[Required action]:
Copy every line from the records below that holds the word "widgets".

Website and app data records
----------------------------------------

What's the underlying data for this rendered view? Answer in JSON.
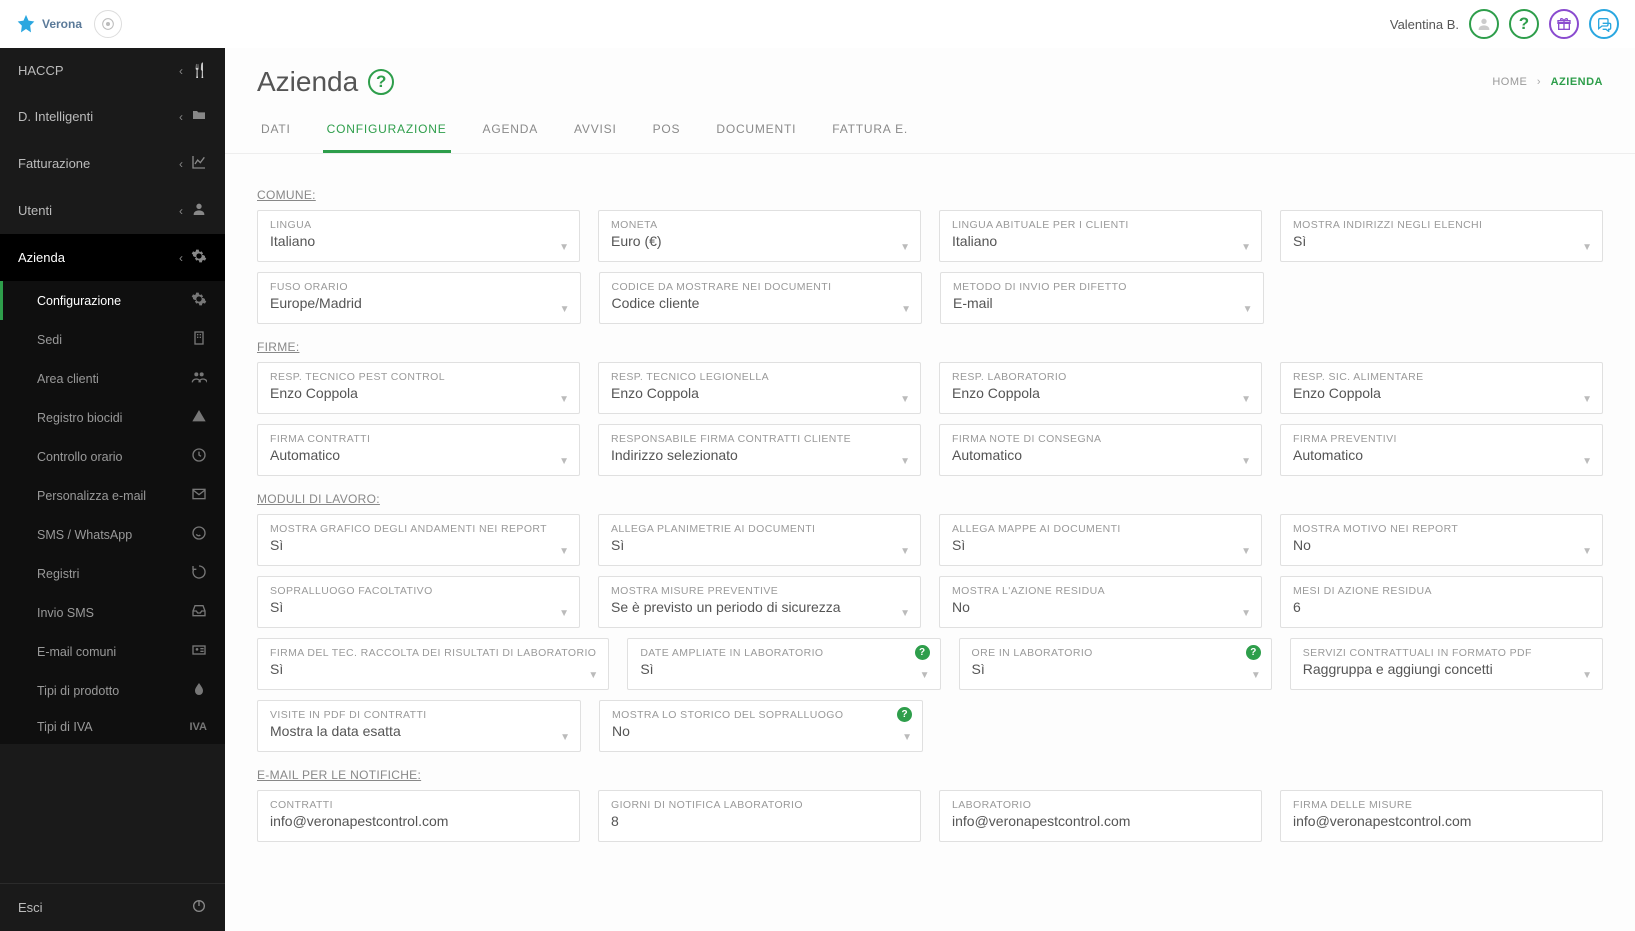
{
  "topbar": {
    "brand": "Verona",
    "user": "Valentina B."
  },
  "breadcrumb": {
    "home": "HOME",
    "current": "AZIENDA"
  },
  "page_title": "Azienda",
  "sidebar": {
    "items": [
      {
        "label": "HACCP"
      },
      {
        "label": "D. Intelligenti"
      },
      {
        "label": "Fatturazione"
      },
      {
        "label": "Utenti"
      },
      {
        "label": "Azienda"
      }
    ],
    "sub": [
      {
        "label": "Configurazione"
      },
      {
        "label": "Sedi"
      },
      {
        "label": "Area clienti"
      },
      {
        "label": "Registro biocidi"
      },
      {
        "label": "Controllo orario"
      },
      {
        "label": "Personalizza e-mail"
      },
      {
        "label": "SMS / WhatsApp"
      },
      {
        "label": "Registri"
      },
      {
        "label": "Invio SMS"
      },
      {
        "label": "E-mail comuni"
      },
      {
        "label": "Tipi di prodotto"
      },
      {
        "label": "Tipi di IVA",
        "badge": "IVA"
      }
    ],
    "exit": "Esci"
  },
  "tabs": [
    "DATI",
    "CONFIGURAZIONE",
    "AGENDA",
    "AVVISI",
    "POS",
    "DOCUMENTI",
    "FATTURA E."
  ],
  "sections": {
    "comune": {
      "title": "COMUNE:",
      "r1": [
        {
          "label": "LINGUA",
          "value": "Italiano"
        },
        {
          "label": "MONETA",
          "value": "Euro (€)"
        },
        {
          "label": "LINGUA ABITUALE PER I CLIENTI",
          "value": "Italiano"
        },
        {
          "label": "MOSTRA INDIRIZZI NEGLI ELENCHI",
          "value": "Sì"
        }
      ],
      "r2": [
        {
          "label": "FUSO ORARIO",
          "value": "Europe/Madrid"
        },
        {
          "label": "CODICE DA MOSTRARE NEI DOCUMENTI",
          "value": "Codice cliente"
        },
        {
          "label": "METODO DI INVIO PER DIFETTO",
          "value": "E-mail"
        }
      ]
    },
    "firme": {
      "title": "FIRME:",
      "r1": [
        {
          "label": "RESP. TECNICO PEST CONTROL",
          "value": "Enzo Coppola"
        },
        {
          "label": "RESP. TECNICO LEGIONELLA",
          "value": "Enzo Coppola"
        },
        {
          "label": "RESP. LABORATORIO",
          "value": "Enzo Coppola"
        },
        {
          "label": "RESP. SIC. ALIMENTARE",
          "value": "Enzo Coppola"
        }
      ],
      "r2": [
        {
          "label": "FIRMA CONTRATTI",
          "value": "Automatico"
        },
        {
          "label": "RESPONSABILE FIRMA CONTRATTI CLIENTE",
          "value": "Indirizzo selezionato"
        },
        {
          "label": "FIRMA NOTE DI CONSEGNA",
          "value": "Automatico"
        },
        {
          "label": "FIRMA PREVENTIVI",
          "value": "Automatico"
        }
      ]
    },
    "moduli": {
      "title": "MODULI DI LAVORO:",
      "r1": [
        {
          "label": "MOSTRA GRAFICO DEGLI ANDAMENTI NEI REPORT",
          "value": "Sì"
        },
        {
          "label": "ALLEGA PLANIMETRIE AI DOCUMENTI",
          "value": "Sì"
        },
        {
          "label": "ALLEGA MAPPE AI DOCUMENTI",
          "value": "Sì"
        },
        {
          "label": "MOSTRA MOTIVO NEI REPORT",
          "value": "No"
        }
      ],
      "r2": [
        {
          "label": "SOPRALLUOGO FACOLTATIVO",
          "value": "Sì"
        },
        {
          "label": "MOSTRA MISURE PREVENTIVE",
          "value": "Se è previsto un periodo di sicurezza"
        },
        {
          "label": "MOSTRA L'AZIONE RESIDUA",
          "value": "No"
        },
        {
          "label": "MESI DI AZIONE RESIDUA",
          "value": "6"
        }
      ],
      "r3": [
        {
          "label": "FIRMA DEL TEC. RACCOLTA DEI RISULTATI DI LABORATORIO",
          "value": "Sì"
        },
        {
          "label": "DATE AMPLIATE IN LABORATORIO",
          "value": "Sì",
          "help": true
        },
        {
          "label": "ORE IN LABORATORIO",
          "value": "Sì",
          "help": true
        },
        {
          "label": "SERVIZI CONTRATTUALI IN FORMATO PDF",
          "value": "Raggruppa e aggiungi concetti"
        }
      ],
      "r4": [
        {
          "label": "VISITE IN PDF DI CONTRATTI",
          "value": "Mostra la data esatta"
        },
        {
          "label": "MOSTRA LO STORICO DEL SOPRALLUOGO",
          "value": "No",
          "help": true
        }
      ]
    },
    "email": {
      "title": "E-MAIL PER LE NOTIFICHE:",
      "r1": [
        {
          "label": "CONTRATTI",
          "value": "info@veronapestcontrol.com"
        },
        {
          "label": "GIORNI DI NOTIFICA LABORATORIO",
          "value": "8"
        },
        {
          "label": "LABORATORIO",
          "value": "info@veronapestcontrol.com"
        },
        {
          "label": "FIRMA DELLE MISURE",
          "value": "info@veronapestcontrol.com"
        }
      ]
    }
  }
}
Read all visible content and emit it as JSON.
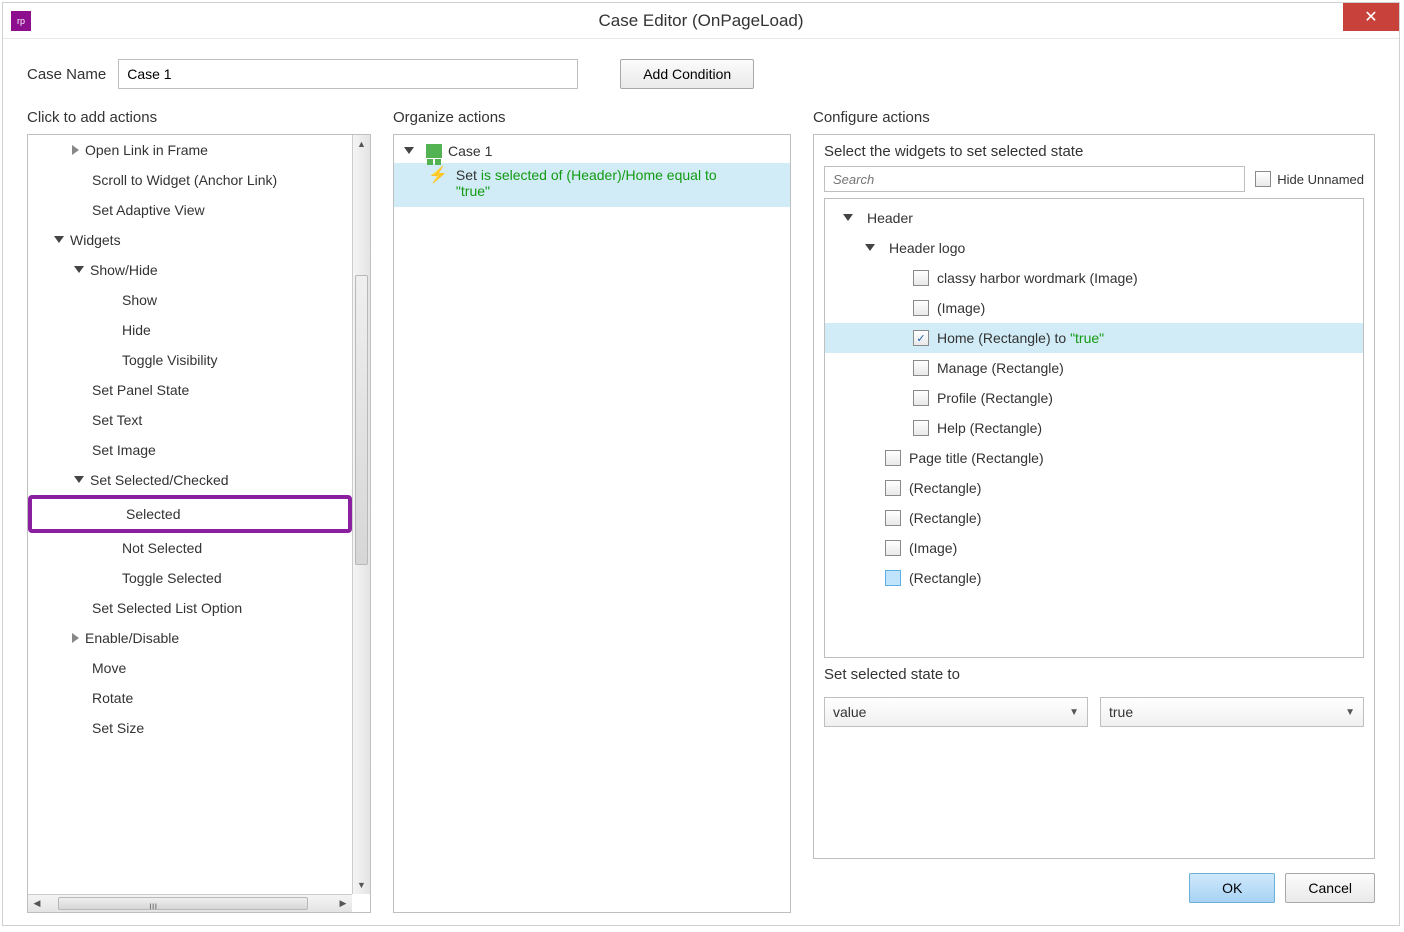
{
  "window": {
    "title": "Case Editor (OnPageLoad)"
  },
  "case": {
    "label": "Case Name",
    "value": "Case 1",
    "add_condition": "Add Condition"
  },
  "columns": {
    "left_title": "Click to add actions",
    "mid_title": "Organize actions",
    "right_title": "Configure actions"
  },
  "actions": {
    "open_link_frame": "Open Link in Frame",
    "scroll_widget": "Scroll to Widget (Anchor Link)",
    "set_adaptive": "Set Adaptive View",
    "widgets": "Widgets",
    "show_hide": "Show/Hide",
    "show": "Show",
    "hide": "Hide",
    "toggle_vis": "Toggle Visibility",
    "set_panel": "Set Panel State",
    "set_text": "Set Text",
    "set_image": "Set Image",
    "set_sel_chk": "Set Selected/Checked",
    "selected": "Selected",
    "not_selected": "Not Selected",
    "toggle_selected": "Toggle Selected",
    "set_list": "Set Selected List Option",
    "enable_disable": "Enable/Disable",
    "move": "Move",
    "rotate": "Rotate",
    "set_size": "Set Size"
  },
  "organize": {
    "case_label": "Case 1",
    "action_prefix": "Set",
    "action_green1": "is selected of (Header)/Home equal to",
    "action_green2": "\"true\""
  },
  "configure": {
    "prompt": "Select the widgets to set selected state",
    "search_placeholder": "Search",
    "hide_unnamed": "Hide Unnamed",
    "tree": {
      "header": "Header",
      "header_logo": "Header logo",
      "wordmark": "classy harbor wordmark (Image)",
      "image": "(Image)",
      "home_pre": "Home (Rectangle) to",
      "home_val": "\"true\"",
      "manage": "Manage (Rectangle)",
      "profile": "Profile (Rectangle)",
      "help": "Help (Rectangle)",
      "page_title": "Page title (Rectangle)",
      "rect1": "(Rectangle)",
      "rect2": "(Rectangle)",
      "image2": "(Image)",
      "rect3": "(Rectangle)"
    },
    "state_label": "Set selected state to",
    "state_value": "value",
    "state_true": "true"
  },
  "buttons": {
    "ok": "OK",
    "cancel": "Cancel"
  }
}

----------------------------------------

[Problem solution]:
    "widgets": "Widgets",
    "prompt": "Select the widgets to set selected state",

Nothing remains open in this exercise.